• [Work to be completed]: Each line from the one containing "Output a JSON" through the last line of the records is to be repeated exactly, with all pictures left out.

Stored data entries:
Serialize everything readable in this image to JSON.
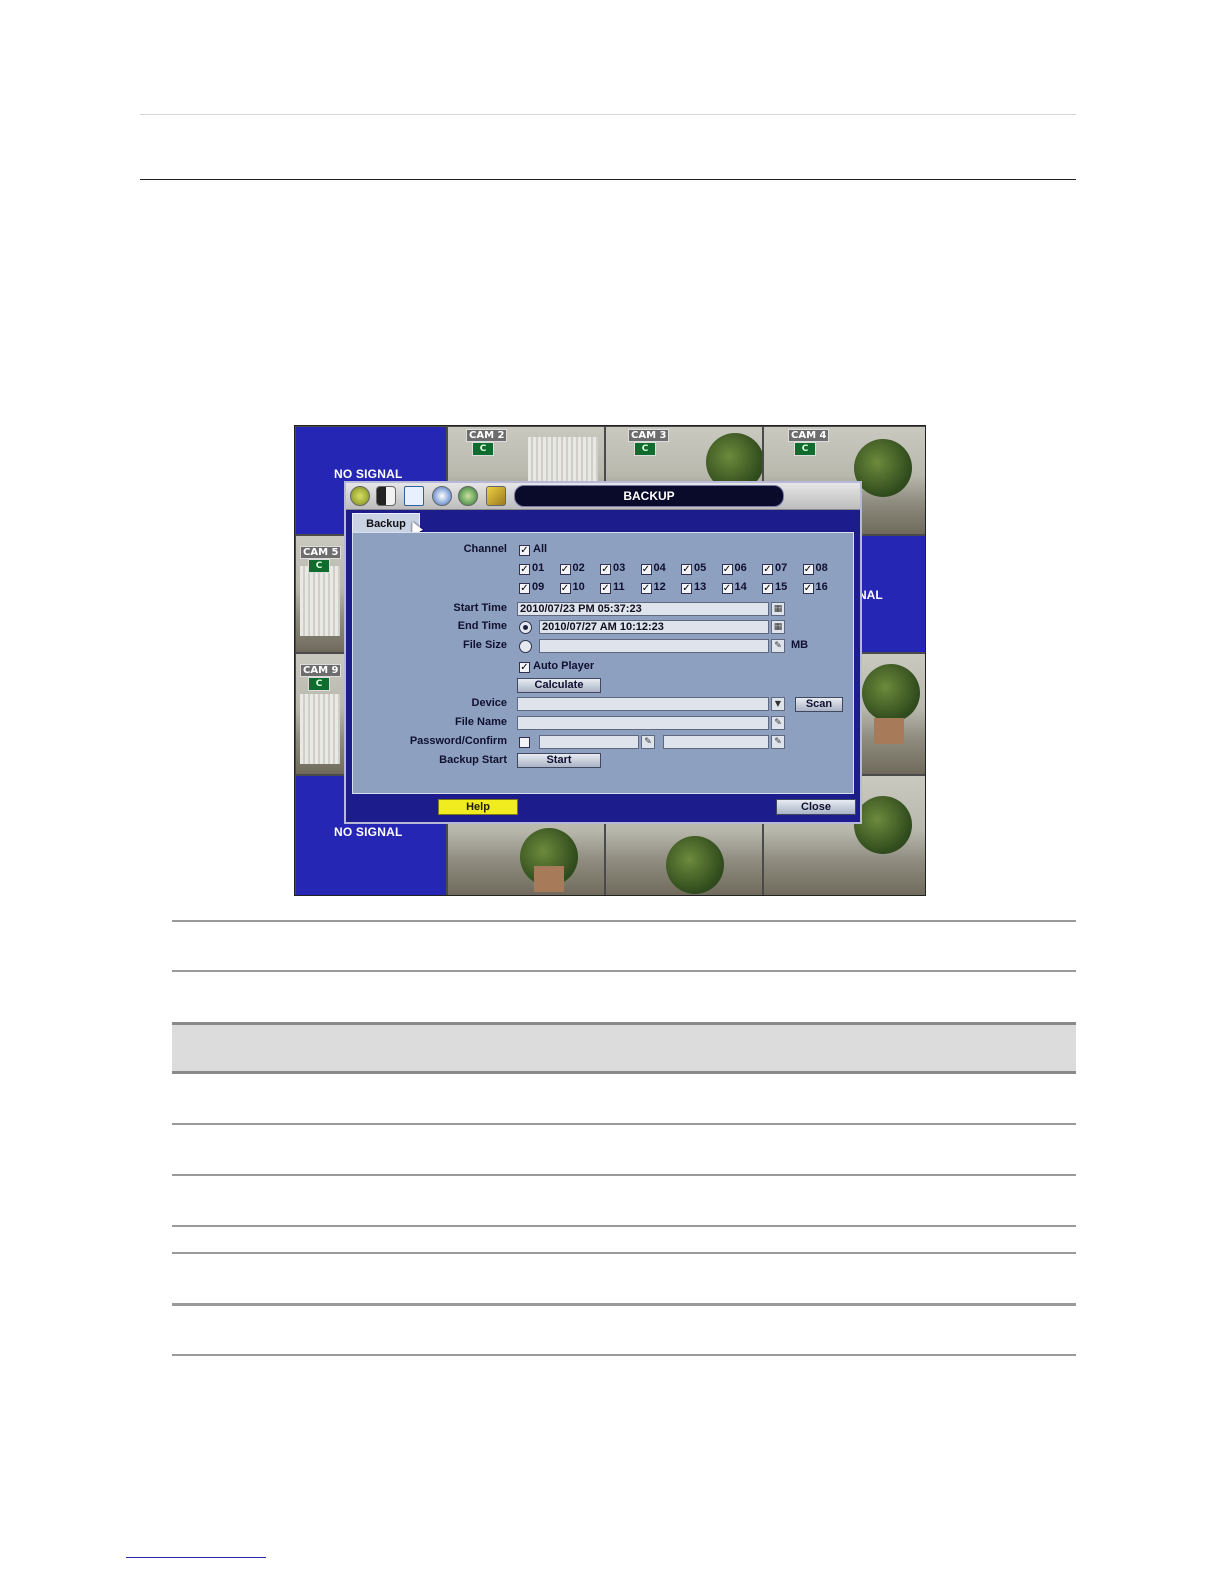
{
  "screen": {
    "cams": {
      "cam2": "CAM 2",
      "cam3": "CAM 3",
      "cam4": "CAM 4",
      "cam5": "CAM 5",
      "cam9": "CAM 9",
      "cam_icon": "C"
    },
    "no_signal_top": "NO SIGNAL",
    "no_signal_bottom": "NO SIGNAL",
    "right_edge_fragment": "NAL"
  },
  "dialog": {
    "title": "BACKUP",
    "tab": "Backup",
    "labels": {
      "channel": "Channel",
      "start_time": "Start Time",
      "end_time": "End Time",
      "file_size": "File Size",
      "device": "Device",
      "file_name": "File Name",
      "password": "Password/Confirm",
      "backup_start": "Backup Start"
    },
    "channel_all": "All",
    "channels_row1": [
      "01",
      "02",
      "03",
      "04",
      "05",
      "06",
      "07",
      "08"
    ],
    "channels_row2": [
      "09",
      "10",
      "11",
      "12",
      "13",
      "14",
      "15",
      "16"
    ],
    "start_time_value": "2010/07/23 PM 05:37:23",
    "end_time_value": "2010/07/27 AM 10:12:23",
    "file_size_value": "",
    "file_size_unit": "MB",
    "auto_player": "Auto Player",
    "calculate": "Calculate",
    "device_value": "",
    "scan": "Scan",
    "file_name_value": "",
    "start": "Start",
    "help": "Help",
    "close": "Close"
  }
}
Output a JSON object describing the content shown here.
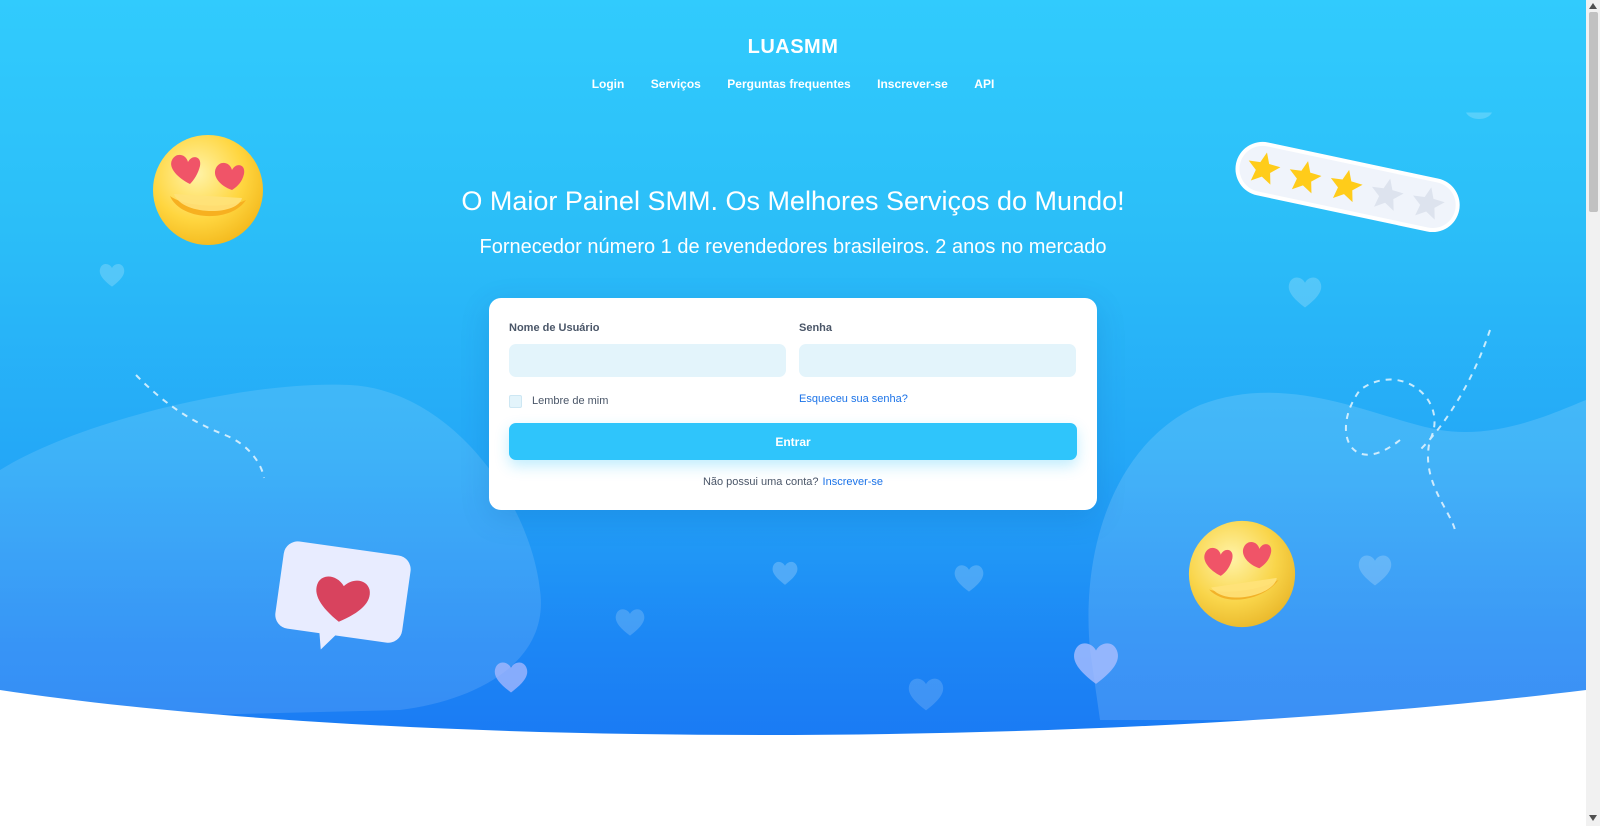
{
  "brand": {
    "name": "LUASMM"
  },
  "nav": {
    "items": [
      "Login",
      "Serviços",
      "Perguntas frequentes",
      "Inscrever-se",
      "API"
    ]
  },
  "hero": {
    "headline": "O Maior Painel SMM. Os Melhores Serviços do Mundo!",
    "subline": "Fornecedor número 1 de revendedores brasileiros. 2 anos no mercado"
  },
  "login_form": {
    "username_label": "Nome de Usuário",
    "username_value": "",
    "password_label": "Senha",
    "password_value": "",
    "remember_label": "Lembre de mim",
    "forgot_label": "Esqueceu sua senha?",
    "submit_label": "Entrar",
    "no_account_text": "Não possui uma conta?",
    "signup_label": "Inscrever-se"
  },
  "rating_decoration": {
    "filled_stars": 3,
    "total_stars": 5
  },
  "colors": {
    "hero_top": "#31cbfd",
    "hero_bottom": "#1a78f3",
    "button": "#2fc5fb",
    "link": "#1b73e8",
    "input_bg": "#e3f4fb"
  },
  "icons": [
    "heart-eyes-emoji-icon",
    "star-rating-icon",
    "heart-chat-bubble-icon",
    "heart-icon"
  ]
}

• [Completed exercise]:
Output a JSON object describing the content shown here.
{
  "brand": {
    "name": "LUASMM"
  },
  "nav": {
    "items": [
      "Login",
      "Serviços",
      "Perguntas frequentes",
      "Inscrever-se",
      "API"
    ]
  },
  "hero": {
    "headline": "O Maior Painel SMM. Os Melhores Serviços do Mundo!",
    "subline": "Fornecedor número 1 de revendedores brasileiros. 2 anos no mercado"
  },
  "login_form": {
    "username_label": "Nome de Usuário",
    "username_value": "",
    "password_label": "Senha",
    "password_value": "",
    "remember_label": "Lembre de mim",
    "forgot_label": "Esqueceu sua senha?",
    "submit_label": "Entrar",
    "no_account_text": "Não possui uma conta?",
    "signup_label": "Inscrever-se"
  },
  "rating_decoration": {
    "filled_stars": 3,
    "total_stars": 5
  },
  "colors": {
    "hero_top": "#31cbfd",
    "hero_bottom": "#1a78f3",
    "button": "#2fc5fb",
    "link": "#1b73e8",
    "input_bg": "#e3f4fb"
  },
  "icons": [
    "heart-eyes-emoji-icon",
    "star-rating-icon",
    "heart-chat-bubble-icon",
    "heart-icon"
  ]
}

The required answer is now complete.